Social Networking Is for Social Businesses
The pizza joint got great reviews on Yelp. The doughtnut shop was brought into being by Kickstarter. The beer store runs deals on Scoutmob. My daughter found the hair studio on Facebook(FB) . Business is great and people are wonderful.
But for General Motors (GM) , most social networking is a waste of time. Sure, it will get publicity for launching its new Silverado on Facebook Thursday, as the AutoBlog reports. But beyond public relations, GM needs to compare the cost-per-thousand of advertising anywhere and go with what's cheap.
Thus we have Dana's rule of social networking: The value of social networking is inversely proportional to the size of your business.
Social networks are the greatest thing since sliced cheese for a small business. Here's a chance, for just the cost of your time, to prospect among your neighbors, to find the enthusiasts among them for what you offer, and to get them on your e-mail list so regulars get your best deal. It's cheaper than a Web site. Any business that's so lazy as to miss this opportunity deserves to go out of business.
Get your logo out there, join communities that serve your customers, and spend an hour each evening communicating with your neighbors. Build goodwill with prospects then get them on your e-mail list when they come in and buy. Use that list to give your best customers your best deals, then just wash, rinse, repeat. If you're providing value for money, you'll do great.
For a company that can't know its customers by name, for a company selling perfume or cereal or hammers or electronics, you already have scaled systems for customer relationship management. You already have e-mail. Make sure you show a human face to everyone who contacts you, as I wrote at SmartPlanet in 2010. That should be the extent of your social strategy, being sociable.
If you align with one network, buying into Facebook's marketing developers program, described by Rachel King for ZDNet, you're making a big mistake.
Social media marketing is just not worthwhile for a scaled business. Todd Wasserman at Mashable is right : the hype over social marketing was "itself a form of marketing for self-conferred experts looking to make a buck." IBM (IBM) IBM (IBM) has a study out on this which found all the social networks combined contributed just 0.34% to Black Friday sales, and Twitter contributed absolutely nothing.

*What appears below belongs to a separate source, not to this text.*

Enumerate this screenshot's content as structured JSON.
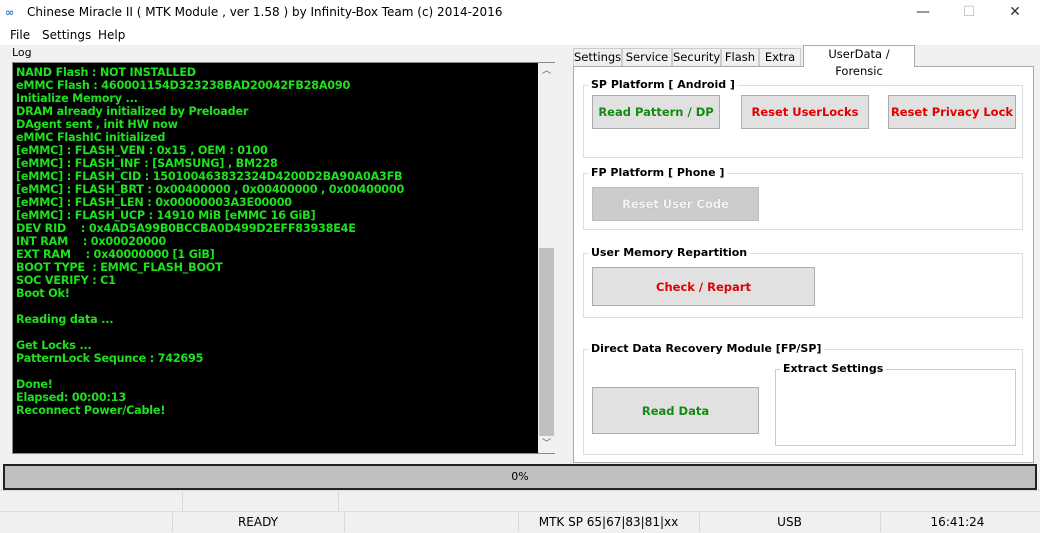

Social networking reminds me of open source, a beat I joined in 2005 when its hype was reaching a peak. What we found was that the benefits of open source were real but they mainly went to consumers of open source products, in proportion to how much they committed to helping the code base. There were no open source billionaires, which doesn't mean open source was worthless. It's just that the value went somewhere other than into a CEO's pockets.